### PROBLEM TO WORK ON
When duplicating the records beneath this instruction, omit every picture and keep all else exact.

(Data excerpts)
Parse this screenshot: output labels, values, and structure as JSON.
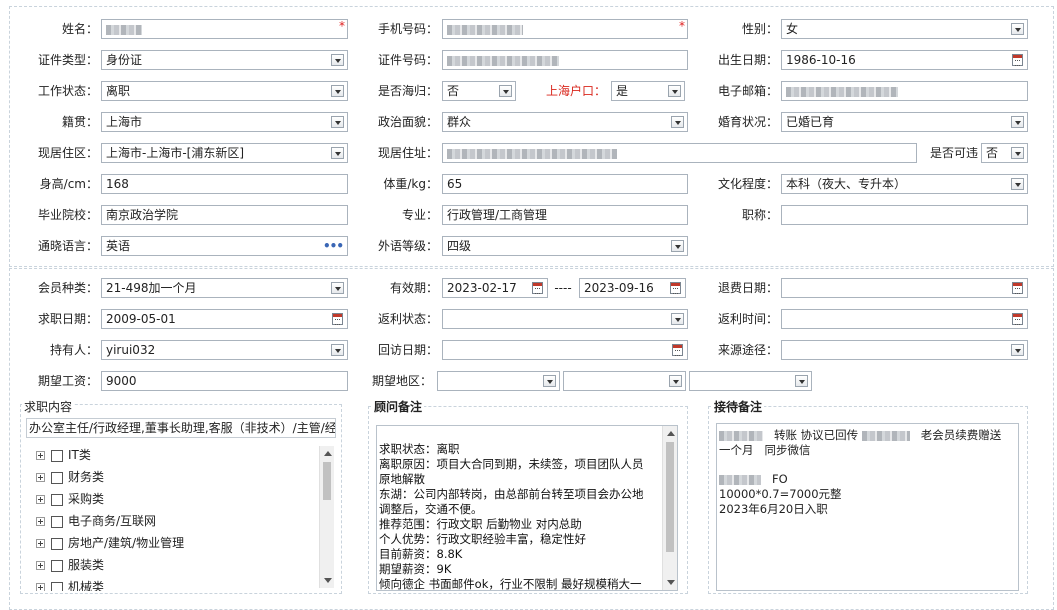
{
  "basic": {
    "name_label": "姓名：",
    "phone_label": "手机号码：",
    "gender_label": "性别：",
    "gender_value": "女",
    "id_type_label": "证件类型：",
    "id_type_value": "身份证",
    "id_no_label": "证件号码：",
    "birth_label": "出生日期：",
    "birth_value": "1986-10-16",
    "work_status_label": "工作状态：",
    "work_status_value": "离职",
    "overseas_label": "是否海归：",
    "overseas_value": "否",
    "shanghai_hukou_label": "上海户口：",
    "shanghai_hukou_value": "是",
    "email_label": "电子邮箱：",
    "native_label": "籍贯：",
    "native_value": "上海市",
    "political_label": "政治面貌：",
    "political_value": "群众",
    "marital_label": "婚育状况：",
    "marital_value": "已婚已育",
    "residence_area_label": "现居住区：",
    "residence_area_value": "上海市-上海市-[浦东新区]",
    "residence_addr_label": "现居住址：",
    "visitable_label": "是否可违",
    "visitable_value": "否",
    "height_label": "身高/cm：",
    "height_value": "168",
    "weight_label": "体重/kg：",
    "weight_value": "65",
    "education_label": "文化程度：",
    "education_value": "本科（夜大、专升本）",
    "school_label": "毕业院校：",
    "school_value": "南京政治学院",
    "major_label": "专业：",
    "major_value": "行政管理/工商管理",
    "title_label": "职称：",
    "language_label": "通晓语言：",
    "language_value": "英语",
    "lang_level_label": "外语等级：",
    "lang_level_value": "四级"
  },
  "member": {
    "type_label": "会员种类：",
    "type_value": "21-498加一个月",
    "valid_label": "有效期：",
    "valid_from": "2023-02-17",
    "valid_sep": "----",
    "valid_to": "2023-09-16",
    "refund_date_label": "退费日期：",
    "job_date_label": "求职日期：",
    "job_date_value": "2009-05-01",
    "rebate_status_label": "返利状态：",
    "rebate_time_label": "返利时间：",
    "holder_label": "持有人：",
    "holder_value": "yirui032",
    "visit_date_label": "回访日期：",
    "source_label": "来源途径：",
    "salary_label": "期望工资：",
    "salary_value": "9000",
    "region_label": "期望地区："
  },
  "job_content": {
    "title": "求职内容",
    "summary": "办公室主任/行政经理,董事长助理,客服（非技术）/主管/经",
    "tree": [
      "IT类",
      "财务类",
      "采购类",
      "电子商务/互联网",
      "房地产/建筑/物业管理",
      "服装类",
      "机械类"
    ]
  },
  "advisor_notes": {
    "title": "顾问备注",
    "text": "求职状态：离职\n离职原因：项目大合同到期，未续签，项目团队人员\n原地解散\n东湖：公司内部转岗，由总部前台转至项目会办公地\n调整后，交通不便。\n推荐范围：行政文职 后勤物业 对内总助\n个人优势：行政文职经验丰富，稳定性好\n目前薪资：8.8K\n期望薪资：9K\n倾向德企 书面邮件ok，行业不限制 最好规模稍大一"
  },
  "reception_notes": {
    "title": "接待备注",
    "line1a": "转账  协议已回传",
    "line1b": "老会员续费赠送",
    "line2": "一个月   同步微信",
    "line3": "FO",
    "line4": "10000*0.7=7000元整",
    "line5": "2023年6月20日入职"
  },
  "colors": {
    "border": "#aab3bd",
    "required": "#e02020",
    "hukou_label": "#d9261c",
    "ellipsis": "#3a66b5"
  }
}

### SOLUTION TO THIS TASK
Parse this screenshot: output labels, values, and structure as JSON.
{
  "basic": {
    "name_label": "姓名：",
    "phone_label": "手机号码：",
    "gender_label": "性别：",
    "gender_value": "女",
    "id_type_label": "证件类型：",
    "id_type_value": "身份证",
    "id_no_label": "证件号码：",
    "birth_label": "出生日期：",
    "birth_value": "1986-10-16",
    "work_status_label": "工作状态：",
    "work_status_value": "离职",
    "overseas_label": "是否海归：",
    "overseas_value": "否",
    "shanghai_hukou_label": "上海户口：",
    "shanghai_hukou_value": "是",
    "email_label": "电子邮箱：",
    "native_label": "籍贯：",
    "native_value": "上海市",
    "political_label": "政治面貌：",
    "political_value": "群众",
    "marital_label": "婚育状况：",
    "marital_value": "已婚已育",
    "residence_area_label": "现居住区：",
    "residence_area_value": "上海市-上海市-[浦东新区]",
    "residence_addr_label": "现居住址：",
    "visitable_label": "是否可违",
    "visitable_value": "否",
    "height_label": "身高/cm：",
    "height_value": "168",
    "weight_label": "体重/kg：",
    "weight_value": "65",
    "education_label": "文化程度：",
    "education_value": "本科（夜大、专升本）",
    "school_label": "毕业院校：",
    "school_value": "南京政治学院",
    "major_label": "专业：",
    "major_value": "行政管理/工商管理",
    "title_label": "职称：",
    "language_label": "通晓语言：",
    "language_value": "英语",
    "lang_level_label": "外语等级：",
    "lang_level_value": "四级"
  },
  "member": {
    "type_label": "会员种类：",
    "type_value": "21-498加一个月",
    "valid_label": "有效期：",
    "valid_from": "2023-02-17",
    "valid_sep": "----",
    "valid_to": "2023-09-16",
    "refund_date_label": "退费日期：",
    "job_date_label": "求职日期：",
    "job_date_value": "2009-05-01",
    "rebate_status_label": "返利状态：",
    "rebate_time_label": "返利时间：",
    "holder_label": "持有人：",
    "holder_value": "yirui032",
    "visit_date_label": "回访日期：",
    "source_label": "来源途径：",
    "salary_label": "期望工资：",
    "salary_value": "9000",
    "region_label": "期望地区："
  },
  "job_content": {
    "title": "求职内容",
    "summary": "办公室主任/行政经理,董事长助理,客服（非技术）/主管/经",
    "tree": [
      "IT类",
      "财务类",
      "采购类",
      "电子商务/互联网",
      "房地产/建筑/物业管理",
      "服装类",
      "机械类"
    ]
  },
  "advisor_notes": {
    "title": "顾问备注",
    "text": "求职状态：离职\n离职原因：项目大合同到期，未续签，项目团队人员\n原地解散\n东湖：公司内部转岗，由总部前台转至项目会办公地\n调整后，交通不便。\n推荐范围：行政文职 后勤物业 对内总助\n个人优势：行政文职经验丰富，稳定性好\n目前薪资：8.8K\n期望薪资：9K\n倾向德企 书面邮件ok，行业不限制 最好规模稍大一"
  },
  "reception_notes": {
    "title": "接待备注",
    "line1a": "转账  协议已回传",
    "line1b": "老会员续费赠送",
    "line2": "一个月   同步微信",
    "line3": "FO",
    "line4": "10000*0.7=7000元整",
    "line5": "2023年6月20日入职"
  },
  "colors": {
    "border": "#aab3bd",
    "required": "#e02020",
    "hukou_label": "#d9261c",
    "ellipsis": "#3a66b5"
  }
}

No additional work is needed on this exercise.